After all this time, we really haven’t come very far at all. Sure, the miners were belligerent and the photos I have seen show the miners were armed with an assortment of weapons. I wouldn’t have wanted to be standing there facing them but there is a difference between containing a violent confrontation and hunting the protestors down and shooting them as they flee. That is what the old SAPD did under a National Party government. That is what we saw in a virtual police state. This is what this country is becoming.

Image credit: Apartheid – A Crime Against Humanity by United Nations Photo, licensed CC BY NC ND 2.0

Art Creative expression Politics and government

Spear to the heart

This Zuma painting debacle is becoming sickening. An artist paints a work that criticises the president and the response is outrage and an implicit insistence that the president is beyond reproach and criticism. Today two people protest the painting in a bold but non-violent protest by defacing it (and apparently ruining it) and their protest is met with violence by security which failed to prevent the defacement in the first place.

The irony is that the security guard’s response, while it’s probably what he is trained and paid to do, is a physical expression of what the ANC is trying to do in Court this week. Why didn’t the gallery take more proactive steps to protect the painting from an inevitable protest like this? This was foreseeable and there must have been ways to stop this from happening. Instead we have this violent response to a protest action where a camera just happened to be rolling (boy, that does seem a little contrived).
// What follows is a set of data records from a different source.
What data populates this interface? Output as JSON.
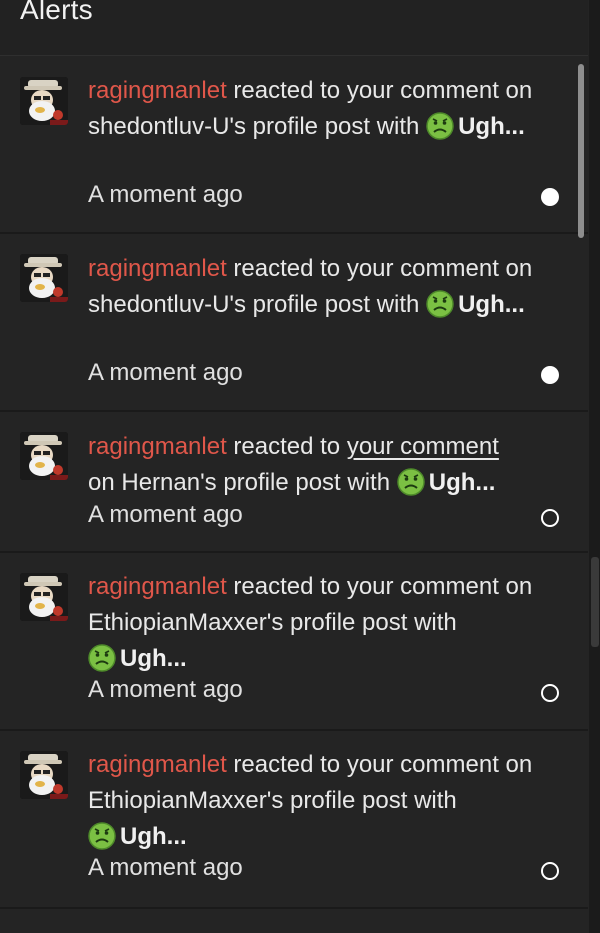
{
  "header": {
    "title": "Alerts"
  },
  "alerts": [
    {
      "username": "ragingmanlet",
      "action": " reacted to your comment on shedontluv-U's profile post with ",
      "reaction": "Ugh...",
      "time": "A moment ago",
      "status": "unread"
    },
    {
      "username": "ragingmanlet",
      "action": " reacted to your comment on shedontluv-U's profile post with ",
      "reaction": "Ugh...",
      "time": "A moment ago",
      "status": "unread"
    },
    {
      "username": "ragingmanlet",
      "action_pre": " reacted to ",
      "action_link": "your comment",
      "action_post": " on Hernan's profile post with ",
      "reaction": "Ugh...",
      "time": "A moment ago",
      "status": "read"
    },
    {
      "username": "ragingmanlet",
      "action": " reacted to your comment on EthiopianMaxxer's profile post with ",
      "reaction": "Ugh...",
      "time": "A moment ago",
      "status": "read"
    },
    {
      "username": "ragingmanlet",
      "action": " reacted to your comment on EthiopianMaxxer's profile post with ",
      "reaction": "Ugh...",
      "time": "A moment ago",
      "status": "read"
    }
  ],
  "icons": {
    "avatar": "avatar-image",
    "reaction": "sick-face-icon",
    "unread_marker": "unread-dot-icon",
    "read_marker": "read-circle-icon"
  },
  "colors": {
    "background": "#242424",
    "username": "#e0574a",
    "reaction_emoji": "#7bc043",
    "text": "#e8e8e8"
  }
}
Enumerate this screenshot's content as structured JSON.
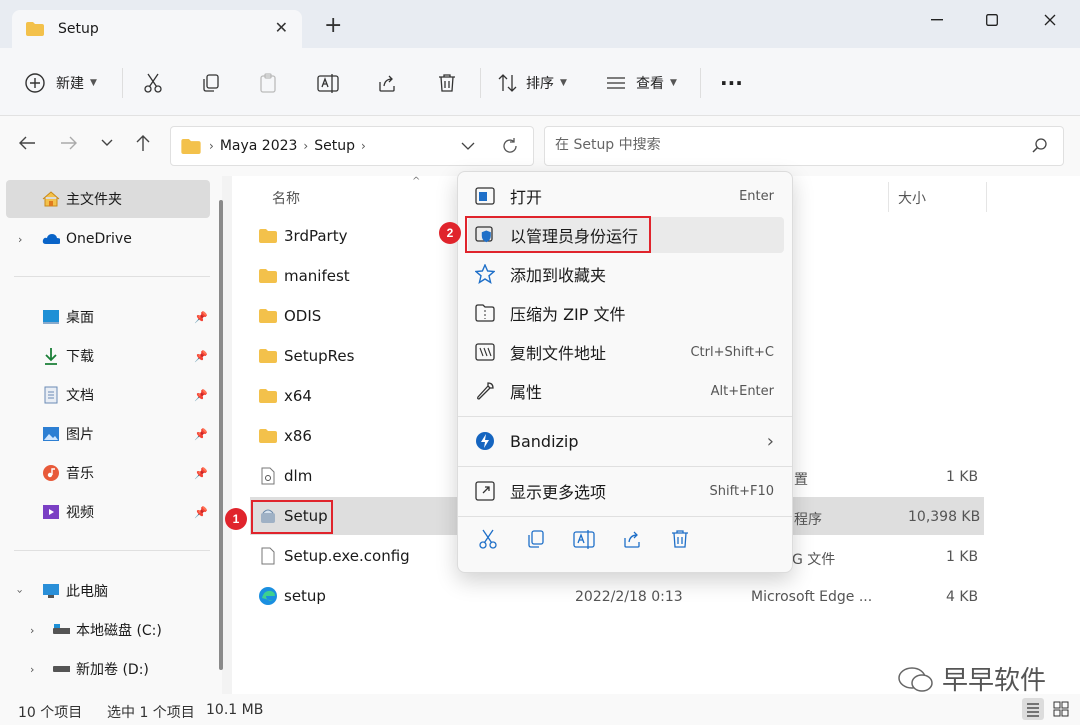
{
  "window": {
    "tab_title": "Setup",
    "new_tab": "+",
    "minimize": "—",
    "maximize": "☐",
    "close": "✕"
  },
  "toolbar": {
    "new_label": "新建",
    "sort_label": "排序",
    "view_label": "查看",
    "more_label": "···"
  },
  "address": {
    "crumbs": [
      "Maya 2023",
      "Setup"
    ],
    "search_placeholder": "在 Setup 中搜索"
  },
  "sidebar": {
    "items": [
      {
        "label": "主文件夹",
        "icon": "home-icon"
      },
      {
        "label": "OneDrive",
        "icon": "cloud-icon"
      },
      {
        "label": "桌面",
        "icon": "desktop-icon"
      },
      {
        "label": "下载",
        "icon": "download-icon"
      },
      {
        "label": "文档",
        "icon": "document-icon"
      },
      {
        "label": "图片",
        "icon": "pictures-icon"
      },
      {
        "label": "音乐",
        "icon": "music-icon"
      },
      {
        "label": "视频",
        "icon": "video-icon"
      },
      {
        "label": "此电脑",
        "icon": "computer-icon"
      },
      {
        "label": "本地磁盘 (C:)",
        "icon": "drive-icon"
      },
      {
        "label": "新加卷 (D:)",
        "icon": "drive-icon"
      }
    ]
  },
  "columns": {
    "name": "名称",
    "size": "大小"
  },
  "files": [
    {
      "name": "3rdParty",
      "type_frag": "",
      "size": "",
      "date": ""
    },
    {
      "name": "manifest",
      "type_frag": "",
      "size": "",
      "date": ""
    },
    {
      "name": "ODIS",
      "type_frag": "",
      "size": "",
      "date": ""
    },
    {
      "name": "SetupRes",
      "type_frag": "",
      "size": "",
      "date": ""
    },
    {
      "name": "x64",
      "type_frag": "",
      "size": "",
      "date": ""
    },
    {
      "name": "x86",
      "type_frag": "",
      "size": "",
      "date": ""
    },
    {
      "name": "dlm",
      "type_frag": "置",
      "size": "1 KB",
      "date": ""
    },
    {
      "name": "Setup",
      "type_frag": "程序",
      "size": "10,398 KB",
      "date": ""
    },
    {
      "name": "Setup.exe.config",
      "type_frag": "G 文件",
      "size": "1 KB",
      "date": ""
    },
    {
      "name": "setup",
      "type_frag": "Microsoft Edge ...",
      "size": "4 KB",
      "date": "2022/2/18 0:13"
    }
  ],
  "context_menu": {
    "items": [
      {
        "label": "打开",
        "shortcut": "Enter",
        "icon": "open-icon"
      },
      {
        "label": "以管理员身份运行",
        "shortcut": "",
        "icon": "admin-shield-icon"
      },
      {
        "label": "添加到收藏夹",
        "shortcut": "",
        "icon": "star-icon"
      },
      {
        "label": "压缩为 ZIP 文件",
        "shortcut": "",
        "icon": "zip-icon"
      },
      {
        "label": "复制文件地址",
        "shortcut": "Ctrl+Shift+C",
        "icon": "copy-path-icon"
      },
      {
        "label": "属性",
        "shortcut": "Alt+Enter",
        "icon": "wrench-icon"
      },
      {
        "label": "Bandizip",
        "shortcut": "›",
        "icon": "bandizip-icon"
      },
      {
        "label": "显示更多选项",
        "shortcut": "Shift+F10",
        "icon": "more-options-icon"
      }
    ]
  },
  "status": {
    "count": "10 个项目",
    "selected": "选中 1 个项目",
    "size": "10.1 MB"
  },
  "annotations": {
    "badge1": "1",
    "badge2": "2"
  },
  "watermark": "早早软件",
  "colors": {
    "accent": "#0067c0",
    "folder": "#f3c14b",
    "highlight": "#e0242c"
  }
}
I certainly didn’t see the younger guy resisting the security guard or trying to evade capture. What I saw was a disproportionate response to an act that could have been avoided or certainly handled better.